“Unfortunately it’s going to take a while before it gets to the point that high school students are talking about it, college guidebooks are including it, guidance counselors are talking about it,” said Gillen.

Surveys at Rutgers and New York University have found that students overestimate their salary prospects. And only 13 percent of community college students in a survey by scholars at Stanford and the universities of Michigan, Pennsylvania and California at Irvine could correctly rank four general categories of majors by salary.

“The rhetoric from our political and cultural leaders has been that college is worth it at any cost, and that a degree is a degree, so all you have to think about is getting across the finish line,” said Akers. “We have not encouraged people to shop and be critical consumers of higher education. I hope that changes.”

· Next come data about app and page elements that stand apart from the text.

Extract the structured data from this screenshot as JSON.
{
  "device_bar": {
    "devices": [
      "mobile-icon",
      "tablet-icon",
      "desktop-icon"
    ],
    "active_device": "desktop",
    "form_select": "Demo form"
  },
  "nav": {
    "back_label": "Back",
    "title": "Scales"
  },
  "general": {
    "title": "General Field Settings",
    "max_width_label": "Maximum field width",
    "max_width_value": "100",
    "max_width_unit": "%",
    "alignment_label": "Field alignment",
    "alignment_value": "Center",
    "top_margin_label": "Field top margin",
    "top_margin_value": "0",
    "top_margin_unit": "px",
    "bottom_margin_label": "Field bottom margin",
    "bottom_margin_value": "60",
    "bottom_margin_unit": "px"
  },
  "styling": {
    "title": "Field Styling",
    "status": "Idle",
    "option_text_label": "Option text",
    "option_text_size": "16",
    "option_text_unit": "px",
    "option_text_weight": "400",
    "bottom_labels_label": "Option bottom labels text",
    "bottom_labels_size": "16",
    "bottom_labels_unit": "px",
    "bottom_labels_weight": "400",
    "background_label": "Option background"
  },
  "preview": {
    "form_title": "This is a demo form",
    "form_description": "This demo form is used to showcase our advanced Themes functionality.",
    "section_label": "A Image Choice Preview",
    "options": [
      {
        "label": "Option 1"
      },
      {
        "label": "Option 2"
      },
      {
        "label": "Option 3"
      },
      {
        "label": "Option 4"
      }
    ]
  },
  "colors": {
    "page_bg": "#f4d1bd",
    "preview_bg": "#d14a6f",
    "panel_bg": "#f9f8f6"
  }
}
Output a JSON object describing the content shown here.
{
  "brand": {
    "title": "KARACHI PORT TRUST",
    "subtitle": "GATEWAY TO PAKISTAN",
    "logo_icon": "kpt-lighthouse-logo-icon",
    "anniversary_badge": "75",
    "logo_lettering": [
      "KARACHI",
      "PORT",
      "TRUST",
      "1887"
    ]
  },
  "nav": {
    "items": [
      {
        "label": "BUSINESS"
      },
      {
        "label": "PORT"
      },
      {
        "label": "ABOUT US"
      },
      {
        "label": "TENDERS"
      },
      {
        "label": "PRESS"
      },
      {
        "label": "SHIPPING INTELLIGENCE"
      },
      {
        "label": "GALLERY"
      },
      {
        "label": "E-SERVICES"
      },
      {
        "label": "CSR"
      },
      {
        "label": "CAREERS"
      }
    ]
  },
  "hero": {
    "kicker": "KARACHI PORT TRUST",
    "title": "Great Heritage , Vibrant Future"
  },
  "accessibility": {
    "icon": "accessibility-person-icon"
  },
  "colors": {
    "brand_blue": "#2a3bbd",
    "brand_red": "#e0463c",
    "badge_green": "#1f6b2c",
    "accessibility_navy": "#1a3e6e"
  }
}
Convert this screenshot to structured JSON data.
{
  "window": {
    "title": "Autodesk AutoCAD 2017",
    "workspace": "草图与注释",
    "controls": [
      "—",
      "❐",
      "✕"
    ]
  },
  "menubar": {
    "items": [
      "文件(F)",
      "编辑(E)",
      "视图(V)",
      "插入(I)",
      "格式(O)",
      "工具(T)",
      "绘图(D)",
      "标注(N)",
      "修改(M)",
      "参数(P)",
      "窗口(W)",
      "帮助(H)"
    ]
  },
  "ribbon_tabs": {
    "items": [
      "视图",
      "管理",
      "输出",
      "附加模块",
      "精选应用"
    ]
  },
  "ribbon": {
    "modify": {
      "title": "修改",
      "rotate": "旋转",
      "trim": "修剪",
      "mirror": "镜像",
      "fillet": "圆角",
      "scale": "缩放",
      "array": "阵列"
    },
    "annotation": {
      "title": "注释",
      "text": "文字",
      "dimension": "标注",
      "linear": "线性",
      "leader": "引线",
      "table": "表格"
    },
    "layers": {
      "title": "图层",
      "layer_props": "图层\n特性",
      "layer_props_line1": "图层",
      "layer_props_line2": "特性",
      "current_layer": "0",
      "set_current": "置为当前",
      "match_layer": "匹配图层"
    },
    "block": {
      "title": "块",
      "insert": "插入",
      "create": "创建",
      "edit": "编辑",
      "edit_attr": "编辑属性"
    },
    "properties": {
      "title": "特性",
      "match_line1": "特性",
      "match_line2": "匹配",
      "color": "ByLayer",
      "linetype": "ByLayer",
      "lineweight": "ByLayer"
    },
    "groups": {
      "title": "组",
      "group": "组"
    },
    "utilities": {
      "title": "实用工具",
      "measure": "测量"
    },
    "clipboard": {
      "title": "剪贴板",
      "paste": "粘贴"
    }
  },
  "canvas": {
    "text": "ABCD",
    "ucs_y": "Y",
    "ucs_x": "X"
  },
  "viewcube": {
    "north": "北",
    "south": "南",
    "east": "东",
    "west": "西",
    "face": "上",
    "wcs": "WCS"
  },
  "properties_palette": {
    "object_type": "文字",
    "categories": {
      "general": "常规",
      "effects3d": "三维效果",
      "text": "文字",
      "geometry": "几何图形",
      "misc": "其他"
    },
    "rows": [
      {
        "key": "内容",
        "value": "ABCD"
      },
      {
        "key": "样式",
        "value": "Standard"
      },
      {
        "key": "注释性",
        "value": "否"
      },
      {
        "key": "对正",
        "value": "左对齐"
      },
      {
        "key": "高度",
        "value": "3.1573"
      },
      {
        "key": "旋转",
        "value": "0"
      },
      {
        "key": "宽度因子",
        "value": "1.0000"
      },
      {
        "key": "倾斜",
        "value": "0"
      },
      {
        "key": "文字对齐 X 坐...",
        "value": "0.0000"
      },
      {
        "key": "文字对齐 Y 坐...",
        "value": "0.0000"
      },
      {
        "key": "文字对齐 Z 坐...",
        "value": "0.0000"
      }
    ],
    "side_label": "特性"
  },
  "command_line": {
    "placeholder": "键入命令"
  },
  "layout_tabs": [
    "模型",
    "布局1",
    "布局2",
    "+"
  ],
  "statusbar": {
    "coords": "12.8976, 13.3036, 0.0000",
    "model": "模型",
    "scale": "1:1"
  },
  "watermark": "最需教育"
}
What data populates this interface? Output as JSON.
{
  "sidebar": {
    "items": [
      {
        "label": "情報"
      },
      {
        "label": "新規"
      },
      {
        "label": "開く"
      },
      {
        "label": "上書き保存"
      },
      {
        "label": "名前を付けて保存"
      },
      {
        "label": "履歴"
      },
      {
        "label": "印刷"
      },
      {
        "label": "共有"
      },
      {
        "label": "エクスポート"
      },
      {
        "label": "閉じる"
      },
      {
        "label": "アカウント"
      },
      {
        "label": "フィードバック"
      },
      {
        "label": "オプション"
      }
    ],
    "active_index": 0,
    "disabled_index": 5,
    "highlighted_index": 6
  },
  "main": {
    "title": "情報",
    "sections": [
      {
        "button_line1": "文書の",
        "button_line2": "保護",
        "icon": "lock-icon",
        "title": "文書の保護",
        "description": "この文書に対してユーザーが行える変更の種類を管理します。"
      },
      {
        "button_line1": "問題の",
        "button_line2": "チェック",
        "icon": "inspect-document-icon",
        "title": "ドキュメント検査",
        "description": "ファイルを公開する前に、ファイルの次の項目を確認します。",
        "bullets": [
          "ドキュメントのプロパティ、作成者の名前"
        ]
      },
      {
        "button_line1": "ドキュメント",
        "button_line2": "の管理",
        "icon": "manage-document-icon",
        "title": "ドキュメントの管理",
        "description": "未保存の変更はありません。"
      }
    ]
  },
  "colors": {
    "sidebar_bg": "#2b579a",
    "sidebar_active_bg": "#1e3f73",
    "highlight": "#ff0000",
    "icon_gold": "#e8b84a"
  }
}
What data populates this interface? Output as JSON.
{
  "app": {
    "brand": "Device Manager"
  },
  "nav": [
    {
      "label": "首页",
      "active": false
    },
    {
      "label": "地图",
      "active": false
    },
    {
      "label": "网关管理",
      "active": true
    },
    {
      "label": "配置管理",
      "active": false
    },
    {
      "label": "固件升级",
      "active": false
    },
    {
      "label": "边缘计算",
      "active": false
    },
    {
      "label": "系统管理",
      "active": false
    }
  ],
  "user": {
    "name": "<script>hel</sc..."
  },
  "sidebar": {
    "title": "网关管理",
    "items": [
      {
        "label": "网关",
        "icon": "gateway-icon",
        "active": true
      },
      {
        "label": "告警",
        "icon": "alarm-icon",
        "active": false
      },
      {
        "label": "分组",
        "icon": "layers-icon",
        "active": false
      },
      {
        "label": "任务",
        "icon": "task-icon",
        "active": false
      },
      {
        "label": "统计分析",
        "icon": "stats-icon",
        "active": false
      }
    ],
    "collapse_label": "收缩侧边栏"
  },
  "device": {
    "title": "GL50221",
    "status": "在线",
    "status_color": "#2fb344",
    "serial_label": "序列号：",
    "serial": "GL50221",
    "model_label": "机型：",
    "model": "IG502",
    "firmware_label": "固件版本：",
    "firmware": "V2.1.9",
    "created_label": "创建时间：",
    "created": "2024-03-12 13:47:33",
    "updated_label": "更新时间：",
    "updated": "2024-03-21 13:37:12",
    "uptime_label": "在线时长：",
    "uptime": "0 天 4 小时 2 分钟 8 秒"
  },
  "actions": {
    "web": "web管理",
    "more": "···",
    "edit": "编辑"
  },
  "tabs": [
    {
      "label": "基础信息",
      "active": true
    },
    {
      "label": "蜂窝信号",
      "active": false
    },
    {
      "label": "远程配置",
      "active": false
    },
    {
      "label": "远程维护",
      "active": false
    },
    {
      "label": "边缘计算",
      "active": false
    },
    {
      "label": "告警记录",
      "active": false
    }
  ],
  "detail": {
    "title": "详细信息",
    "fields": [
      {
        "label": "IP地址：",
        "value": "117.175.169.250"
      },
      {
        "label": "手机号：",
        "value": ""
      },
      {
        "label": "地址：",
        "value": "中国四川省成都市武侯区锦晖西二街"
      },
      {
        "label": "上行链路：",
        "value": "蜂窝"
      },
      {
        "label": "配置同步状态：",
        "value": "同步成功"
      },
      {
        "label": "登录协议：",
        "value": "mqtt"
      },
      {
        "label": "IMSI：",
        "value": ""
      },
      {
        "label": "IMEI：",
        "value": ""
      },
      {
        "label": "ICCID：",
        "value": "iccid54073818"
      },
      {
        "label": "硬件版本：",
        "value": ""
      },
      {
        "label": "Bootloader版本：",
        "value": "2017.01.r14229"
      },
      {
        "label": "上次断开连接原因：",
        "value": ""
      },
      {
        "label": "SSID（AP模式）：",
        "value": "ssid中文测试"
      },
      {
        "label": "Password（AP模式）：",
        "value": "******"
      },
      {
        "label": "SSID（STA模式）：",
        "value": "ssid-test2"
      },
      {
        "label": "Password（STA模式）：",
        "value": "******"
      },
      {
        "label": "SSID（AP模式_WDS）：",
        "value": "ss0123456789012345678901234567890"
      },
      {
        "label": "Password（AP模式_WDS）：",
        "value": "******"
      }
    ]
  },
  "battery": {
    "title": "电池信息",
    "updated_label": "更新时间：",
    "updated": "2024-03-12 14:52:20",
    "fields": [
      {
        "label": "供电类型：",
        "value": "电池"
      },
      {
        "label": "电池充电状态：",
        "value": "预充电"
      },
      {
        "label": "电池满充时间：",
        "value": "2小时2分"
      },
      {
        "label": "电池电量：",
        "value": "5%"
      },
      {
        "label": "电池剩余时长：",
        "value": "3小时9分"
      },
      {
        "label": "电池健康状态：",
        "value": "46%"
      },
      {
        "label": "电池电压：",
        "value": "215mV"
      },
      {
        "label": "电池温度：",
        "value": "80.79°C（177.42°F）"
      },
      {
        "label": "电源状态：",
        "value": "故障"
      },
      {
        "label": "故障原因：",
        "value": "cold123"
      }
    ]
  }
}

This story about the return on investment in a college education was produced by The Hechinger Report, a nonprofit, independent news organization focused on inequality and innovation in education. Sign up for our higher education newsletter.